  • Hillary failed on Iraq all those years ago as a Senator, she failed as Secretary of State and she's still failing today.

  • Bernie: I don't think any sensible person would disagree that the invasion of Iraq lead to what we see now. YES YES HILLARY

  • Still on Hillary, Isaiah's The World Today Just Nuts "Hillary's Got A Funny Bone" went up Saturday morning.

    In Iraq, the battle for Sinjar is apparently over.  Xinhua reports:

    Iraqi Kurdish forces on Friday freed the town of Sinjar in the northern province of Nineveh from Islamic State (IS) militants, a Kurdish security source said.
    The troops, known as Peshmerga, entered the town which located some 100 km west of the IS-held city of Mosul, from three directions and managed to seize all the neighborhoods of the town, the source told Xinhua on condition of anonymity.

    As we noted Friday in "The no-win win:"

    If Sinjar is liberated, it's very humiliating for Iraqi forces who can't take Ramadi.

    In addition, Sinjar is disputed territory.

    It was claimed by both the KRG and the Baghdad-based Iraqi government.

    Who really has claim to it now?

    If the Peshmerga liberated it, in the eyes of the world, the KRG now has dibs.

    If the Baghdad-based government couldn't or wouldn't take on an effort to liberate the city what right do they have to it?

    So this Tweet from Reuters' Isabel Coles is not at all surprising:

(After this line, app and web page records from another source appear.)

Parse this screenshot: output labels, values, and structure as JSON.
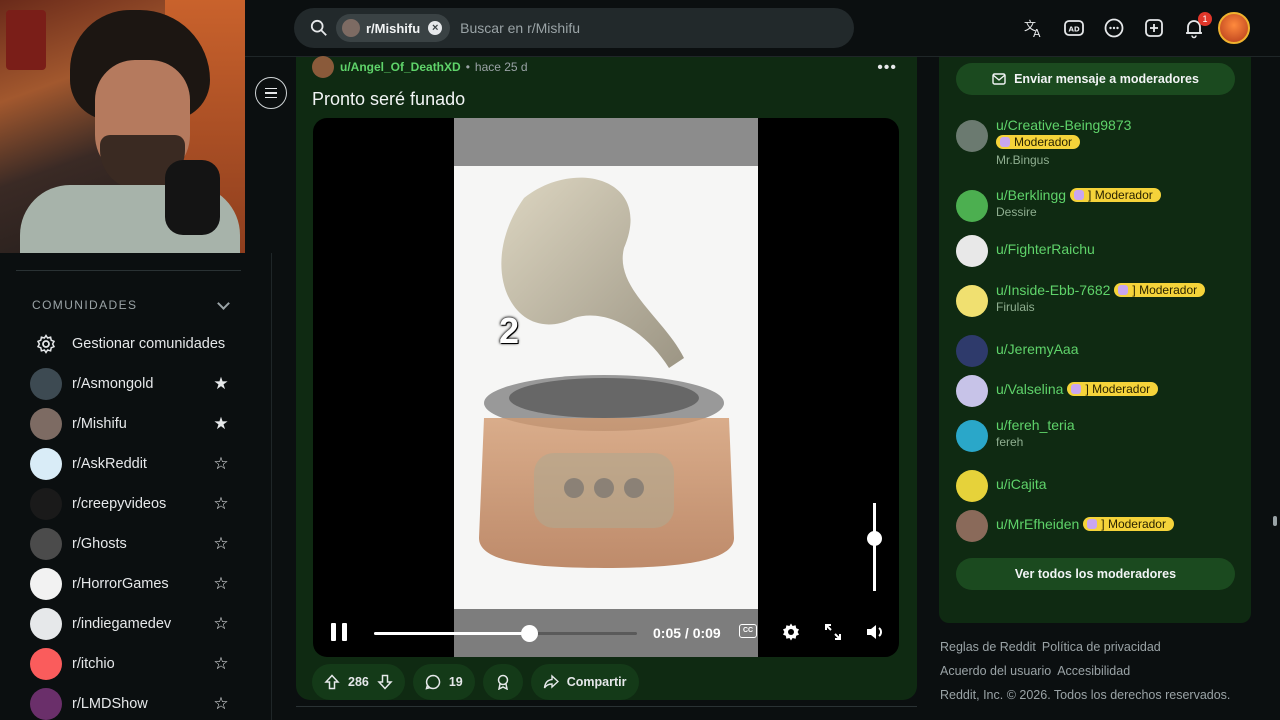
{
  "topbar": {
    "subreddit_chip": "r/Mishifu",
    "search_placeholder": "Buscar en r/Mishifu",
    "notifications_count": "1"
  },
  "sidebar": {
    "section_title": "COMUNIDADES",
    "manage_label": "Gestionar comunidades",
    "communities": [
      {
        "label": "r/Asmongold",
        "favorite": true,
        "color": "#3d4a52"
      },
      {
        "label": "r/Mishifu",
        "favorite": true,
        "color": "#7d6b63"
      },
      {
        "label": "r/AskReddit",
        "favorite": false,
        "color": "#d9ecf7"
      },
      {
        "label": "r/creepyvideos",
        "favorite": false,
        "color": "#1a1a1a"
      },
      {
        "label": "r/Ghosts",
        "favorite": false,
        "color": "#4b4b4b"
      },
      {
        "label": "r/HorrorGames",
        "favorite": false,
        "color": "#f2f2f2"
      },
      {
        "label": "r/indiegamedev",
        "favorite": false,
        "color": "#e6e8ea"
      },
      {
        "label": "r/itchio",
        "favorite": false,
        "color": "#fa5c5c"
      },
      {
        "label": "r/LMDShow",
        "favorite": false,
        "color": "#6a2f6a"
      }
    ]
  },
  "post": {
    "author": "u/Angel_Of_DeathXD",
    "separator": "•",
    "time": "hace 25 d",
    "title": "Pronto seré funado",
    "video": {
      "overlay_number": "2",
      "current_time": "0:05 / 0:09",
      "progress": 0.59,
      "volume": 0.6
    },
    "votes": "286",
    "comments": "19",
    "share_label": "Compartir"
  },
  "right_panel": {
    "message_button": "Enviar mensaje a moderadores",
    "moderators": [
      {
        "name": "u/Creative-Being9873",
        "flair": "Moderador",
        "sub": "Mr.Bingus",
        "flair_inline": false,
        "color": "#6b7a70"
      },
      {
        "name": "u/Berklingg",
        "flair": "] Moderador",
        "sub": "Dessire",
        "flair_inline": true,
        "color": "#4caf50"
      },
      {
        "name": "u/FighterRaichu",
        "flair": "",
        "sub": "",
        "flair_inline": true,
        "color": "#e8e8e8"
      },
      {
        "name": "u/Inside-Ebb-7682",
        "flair": "] Moderador",
        "sub": "Firulais",
        "flair_inline": true,
        "color": "#f0e070"
      },
      {
        "name": "u/JeremyAaa",
        "flair": "",
        "sub": "",
        "flair_inline": true,
        "color": "#2e3a6b"
      },
      {
        "name": "u/Valselina",
        "flair": "] Moderador",
        "sub": "",
        "flair_inline": true,
        "color": "#c7c3e8"
      },
      {
        "name": "u/fereh_teria",
        "flair": "",
        "sub": "fereh",
        "flair_inline": true,
        "color": "#2aa7c9"
      },
      {
        "name": "u/iCajita",
        "flair": "",
        "sub": "",
        "flair_inline": true,
        "color": "#e6d23a"
      },
      {
        "name": "u/MrEfheiden",
        "flair": "] Moderador",
        "sub": "",
        "flair_inline": true,
        "color": "#8a6a5a"
      }
    ],
    "all_mods_button": "Ver todos los moderadores"
  },
  "footer": {
    "rules": "Reglas de Reddit",
    "privacy": "Política de privacidad",
    "agreement": "Acuerdo del usuario",
    "accessibility": "Accesibilidad",
    "copyright": "Reddit, Inc. © 2026. Todos los derechos reservados."
  },
  "colors": {
    "accent_green": "#5fd36a",
    "panel_green": "#0f2a12",
    "flair_yellow": "#f5d33a"
  }
}
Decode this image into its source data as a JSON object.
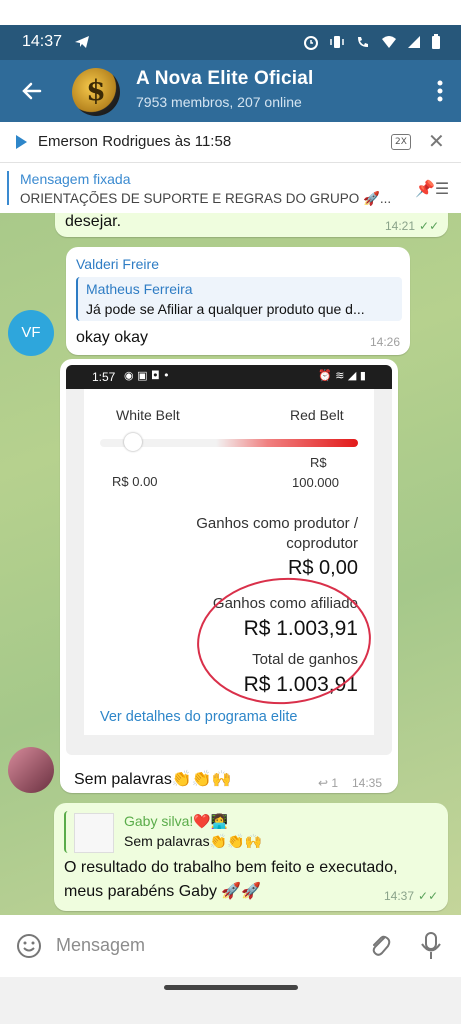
{
  "status_bar": {
    "time": "14:37"
  },
  "header": {
    "title": "A Nova Elite Oficial",
    "subtitle": "7953 membros, 207 online",
    "avatar_glyph": "$"
  },
  "audio_bar": {
    "sender_time": "Emerson Rodrigues às 11:58",
    "speed": "2X"
  },
  "pinned": {
    "label": "Mensagem fixada",
    "text": "ORIENTAÇÕES DE SUPORTE E REGRAS DO GRUPO 🚀..."
  },
  "messages": {
    "m1": {
      "text": "desejar.",
      "time": "14:21"
    },
    "m2": {
      "sender": "Valderi Freire",
      "reply_name": "Matheus Ferreira",
      "reply_text": "Já pode se Afiliar a qualquer produto que d...",
      "text": "okay okay",
      "time": "14:26",
      "avatar_initials": "VF"
    },
    "m3": {
      "screenshot": {
        "time": "1:57",
        "level_left": "White Belt",
        "level_right": "Red Belt",
        "value_left": "R$ 0.00",
        "value_right_1": "R$",
        "value_right_2": "100.000",
        "producer_label_1": "Ganhos como produtor /",
        "producer_label_2": "coprodutor",
        "producer_value": "R$ 0,00",
        "affiliate_label": "Ganhos como afiliado",
        "affiliate_value": "R$ 1.003,91",
        "total_label": "Total de ganhos",
        "total_value": "R$ 1.003,91",
        "link": "Ver detalhes do programa elite"
      },
      "text": "Sem palavras👏👏🙌",
      "reply_count": "1",
      "time": "14:35"
    },
    "m4": {
      "reply_name": "Gaby silva!❤️👩‍💻",
      "reply_text": "Sem palavras👏👏🙌",
      "text_line1": "O resultado do trabalho bem feito e executado,",
      "text_line2": "meus parabéns Gaby 🚀🚀",
      "time": "14:37"
    }
  },
  "input": {
    "placeholder": "Mensagem"
  },
  "colors": {
    "header": "#2f6b99",
    "status": "#27577a",
    "accent": "#2e7cc4",
    "outgoing": "#effdde"
  }
}
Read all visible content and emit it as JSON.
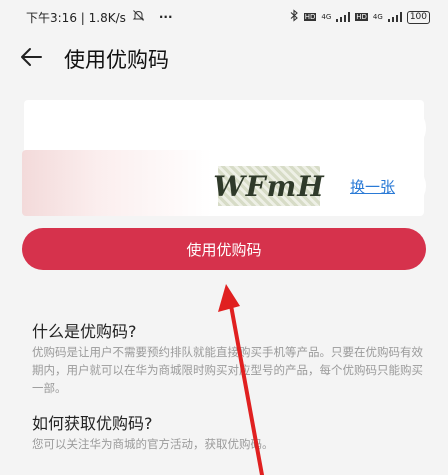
{
  "status_bar": {
    "time_speed": "下午3:16 | 1.8K/s",
    "dots": "···",
    "hd1": "HD",
    "net1": "4G",
    "hd2": "HD",
    "net2": "4G",
    "battery": "100"
  },
  "header": {
    "title": "使用优购码"
  },
  "form": {
    "code_value": "",
    "captcha_text": "WFmH",
    "refresh_label": "换一张",
    "submit_label": "使用优购码"
  },
  "sections": {
    "what_title": "什么是优购码?",
    "what_body": "优购码是让用户不需要预约排队就能直接购买手机等产品。只要在优购码有效期内，用户就可以在华为商城限时购买对应型号的产品，每个优购码只能购买一部。",
    "how_title": "如何获取优购码?",
    "how_body": "您可以关注华为商城的官方活动，获取优购码。"
  },
  "colors": {
    "accent": "#d6324c",
    "link": "#2a7ad6",
    "annotation_arrow": "#e02020"
  }
}
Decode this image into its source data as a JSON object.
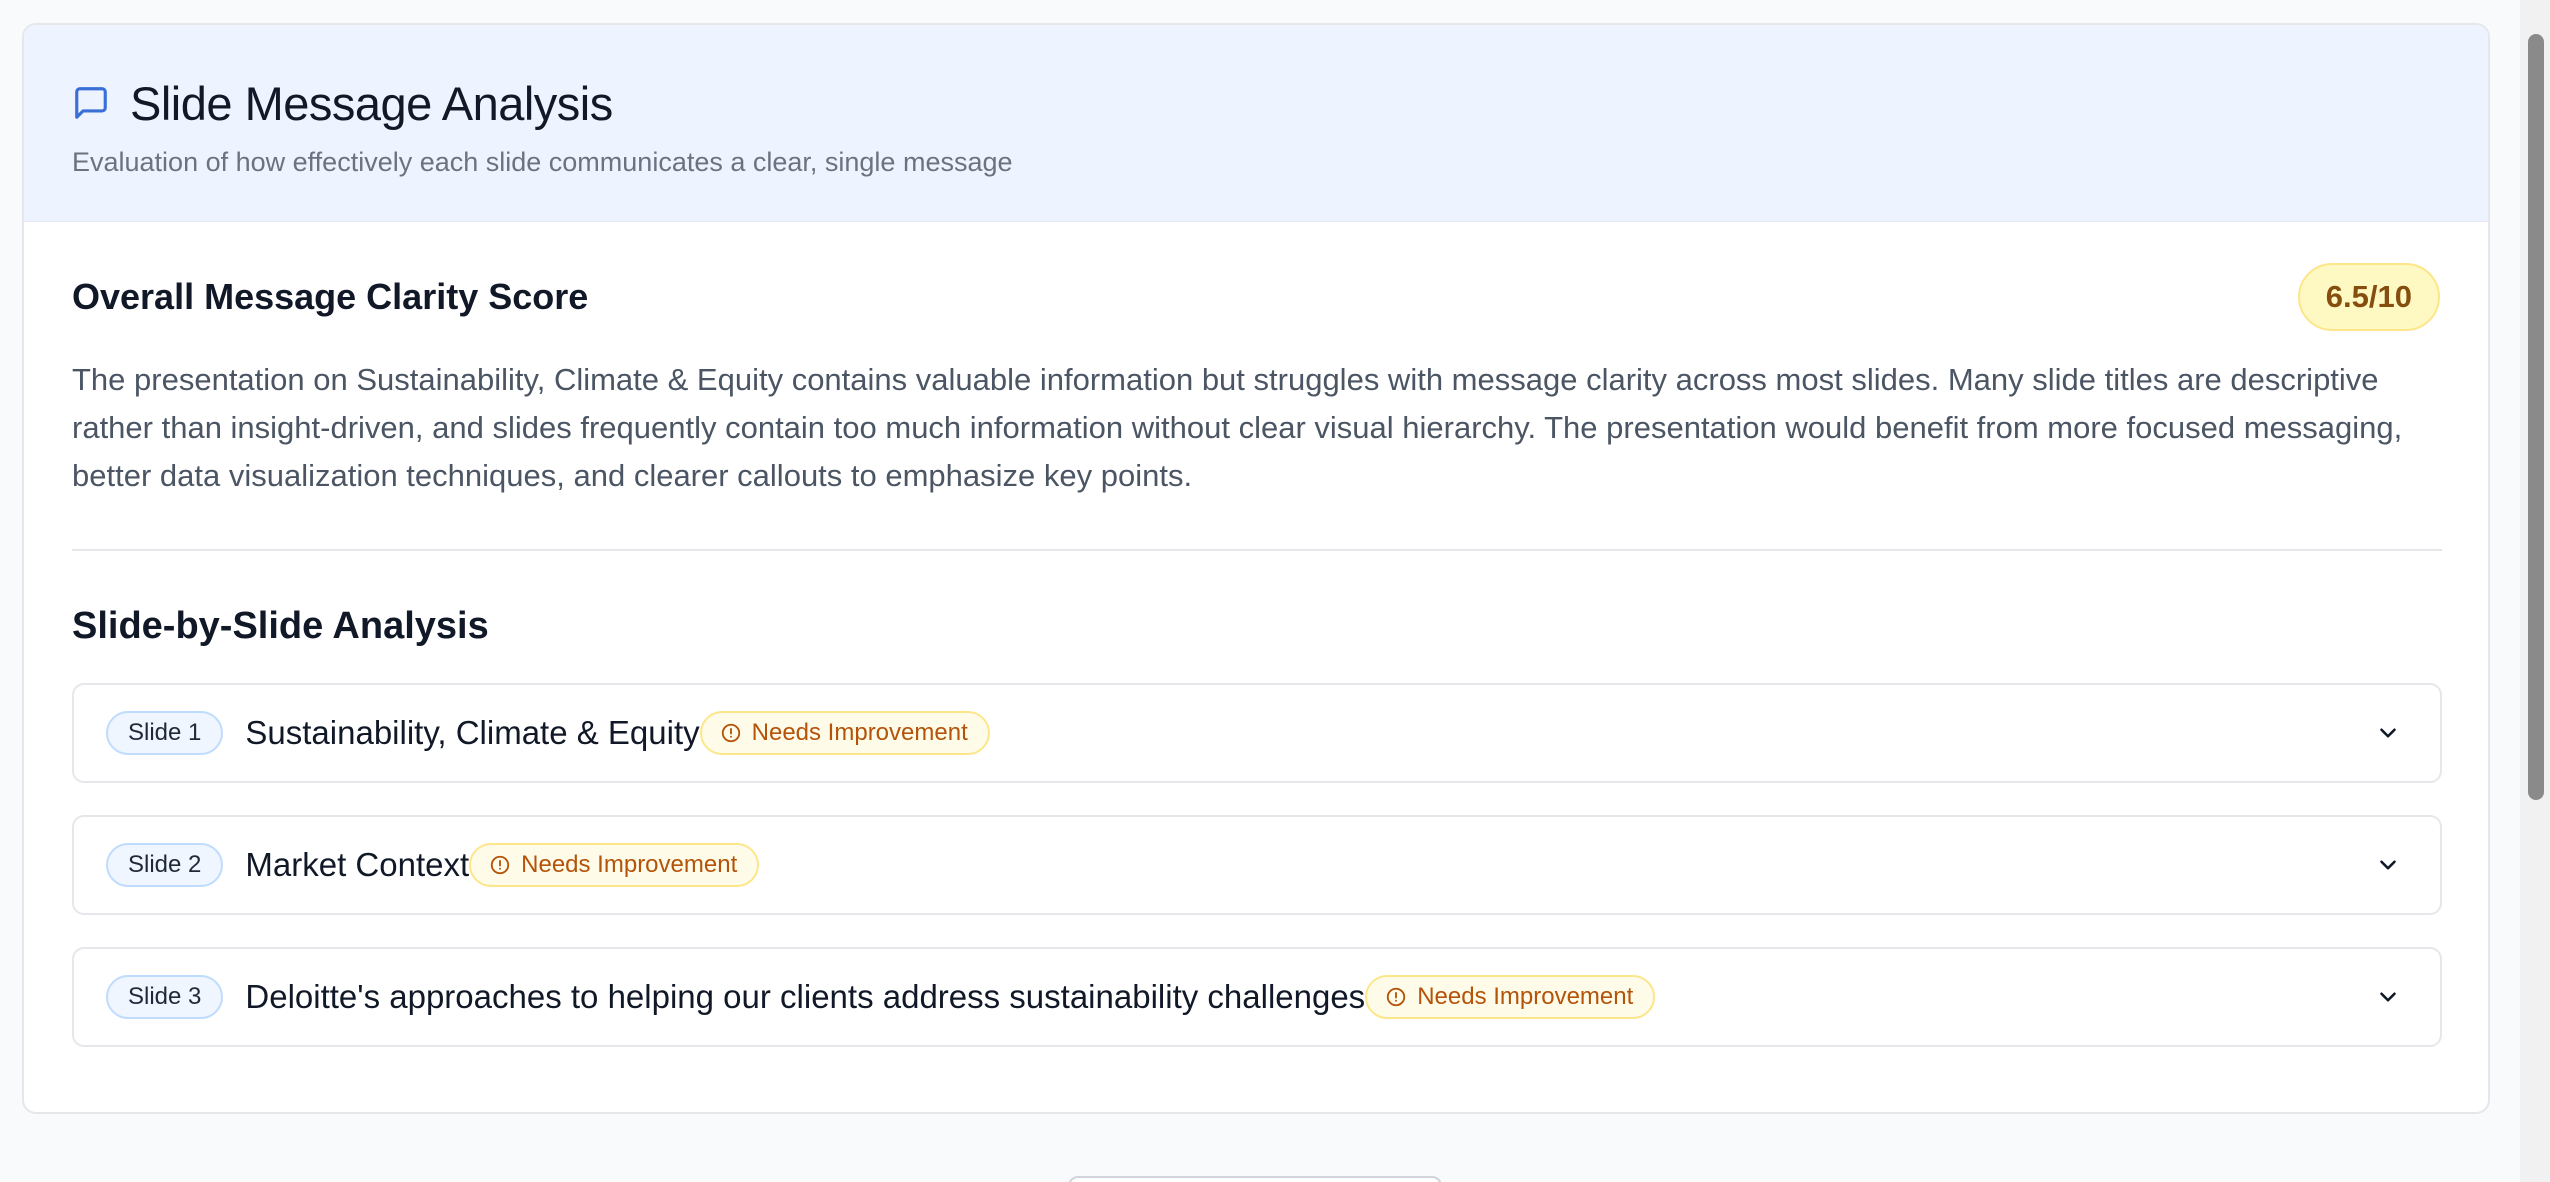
{
  "header": {
    "icon": "message-square-icon",
    "title": "Slide Message Analysis",
    "subtitle": "Evaluation of how effectively each slide communicates a clear, single message"
  },
  "overall": {
    "title": "Overall Message Clarity Score",
    "score": "6.5/10",
    "summary": "The presentation on Sustainability, Climate & Equity contains valuable information but struggles with message clarity across most slides. Many slide titles are descriptive rather than insight-driven, and slides frequently contain too much information without clear visual hierarchy. The presentation would benefit from more focused messaging, better data visualization techniques, and clearer callouts to emphasize key points."
  },
  "analysis": {
    "title": "Slide-by-Slide Analysis",
    "slides": [
      {
        "tag": "Slide 1",
        "title": "Sustainability, Climate & Equity",
        "status": "Needs Improvement"
      },
      {
        "tag": "Slide 2",
        "title": "Market Context",
        "status": "Needs Improvement"
      },
      {
        "tag": "Slide 3",
        "title": "Deloitte's approaches to helping our clients address sustainability challenges",
        "status": "Needs Improvement"
      }
    ]
  },
  "colors": {
    "header_bg": "#eef4ff",
    "accent_icon": "#3b6fd8",
    "score_badge_bg": "#fef9c3",
    "status_text": "#b45309"
  }
}
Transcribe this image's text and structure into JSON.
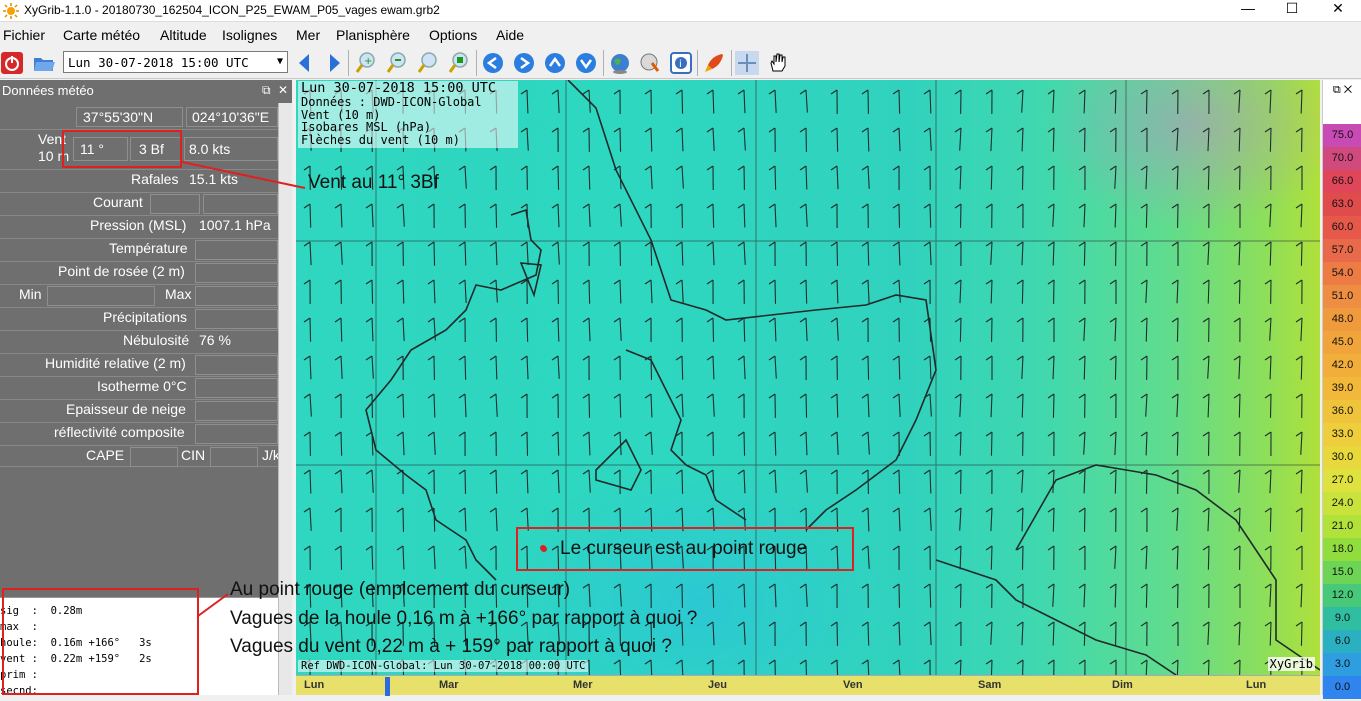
{
  "window": {
    "title": "XyGrib-1.1.0 - 20180730_162504_ICON_P25_EWAM_P05_vages ewam.grb2",
    "minimize": "—",
    "maximize": "☐",
    "close": "✕"
  },
  "menu": [
    "Fichier",
    "Carte météo",
    "Altitude",
    "Isolignes",
    "Mer",
    "Planisphère",
    "Options",
    "Aide"
  ],
  "toolbar": {
    "date_value": "Lun 30-07-2018 15:00 UTC",
    "icons": [
      "quit-icon",
      "open-file-icon",
      "prev-arrow-icon",
      "next-arrow-icon",
      "zoom-in-icon",
      "zoom-out-icon",
      "zoom-area-icon",
      "zoom-fit-icon",
      "arrow-left-icon",
      "arrow-right-icon",
      "arrow-up-icon",
      "arrow-down-icon",
      "globe-icon",
      "download-icon",
      "info-icon",
      "rocket-icon",
      "crosshair-icon",
      "hand-icon"
    ]
  },
  "left_panel": {
    "title": "Données météo",
    "lat": "37°55'30\"N",
    "lon": "024°10'36\"E",
    "wind_label_1": "Vent",
    "wind_label_2": "10 m",
    "wind_dir": "11 °",
    "wind_bf": "3 Bf",
    "wind_kts": "8.0  kts",
    "gusts_label": "Rafales",
    "gusts_value": "15.1  kts",
    "current_label": "Courant",
    "pressure_label": "Pression (MSL)",
    "pressure_value": "1007.1 hPa",
    "temperature_label": "Température",
    "dewpoint_label": "Point de rosée (2 m)",
    "min_label": "Min",
    "max_label": "Max",
    "precip_label": "Précipitations",
    "cloud_label": "Nébulosité",
    "cloud_value": "76 %",
    "humidity_label": "Humidité relative (2 m)",
    "isotherm_label": "Isotherme 0°C",
    "snow_label": "Epaisseur de neige",
    "reflectivity_label": "réflectivité composite",
    "cape_label": "CAPE",
    "cin_label": "CIN",
    "jkg_label": "J/k",
    "text_lines": [
      "sig  :  0.28m",
      "max  :",
      "houle:  0.16m +166°   3s",
      "vent :  0.22m +159°   2s",
      "prim :",
      "secnd:"
    ]
  },
  "map": {
    "overlay_date": "Lun 30-07-2018 15:00 UTC",
    "overlay_lines": [
      "Données : DWD-ICON-Global",
      "Vent (10 m)",
      "Isobares MSL (hPa)",
      "Flèches du vent (10 m)"
    ],
    "ref_line": "Ref DWD-ICON-Global: Lun 30-07-2018 00:00 UTC",
    "brand": "XyGrib",
    "timeline_days": [
      "Lun",
      "Mar",
      "Mer",
      "Jeu",
      "Ven",
      "Sam",
      "Dim",
      "Lun"
    ]
  },
  "colorbar": {
    "values": [
      "75.0",
      "70.0",
      "66.0",
      "63.0",
      "60.0",
      "57.0",
      "54.0",
      "51.0",
      "48.0",
      "45.0",
      "42.0",
      "39.0",
      "36.0",
      "33.0",
      "30.0",
      "27.0",
      "24.0",
      "21.0",
      "18.0",
      "15.0",
      "12.0",
      "9.0",
      "6.0",
      "3.0",
      "0.0"
    ],
    "colors": [
      "#c84ab4",
      "#d04a7e",
      "#e0465a",
      "#e04c4c",
      "#e5584a",
      "#e86a4a",
      "#ec7c44",
      "#ee8e42",
      "#f09a3e",
      "#f2a43c",
      "#f2ae3a",
      "#f2b83a",
      "#f0c43a",
      "#eece3c",
      "#e8d83c",
      "#dfe13e",
      "#c9e33c",
      "#b0e23a",
      "#92dd3e",
      "#6ed456",
      "#48c97a",
      "#2fbfa0",
      "#2ab0c0",
      "#2f9ee0",
      "#2f84ee"
    ]
  },
  "annotations": {
    "wind_note": "Vent au 11°  3Bf",
    "cursor_note": "Le curseur est au point rouge",
    "wave_notes": [
      "Au point rouge (emplcement du curseur)",
      "Vagues de la houle 0,16 m à +166° par rapport à quoi ?",
      "Vagues du vent 0,22 m à + 159° par rapport à quoi ?"
    ]
  }
}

  • PM Abadi says Sinjar liberated w/ Iraqi assistance & flag of must fly over the town. Barzani says only flag will be raised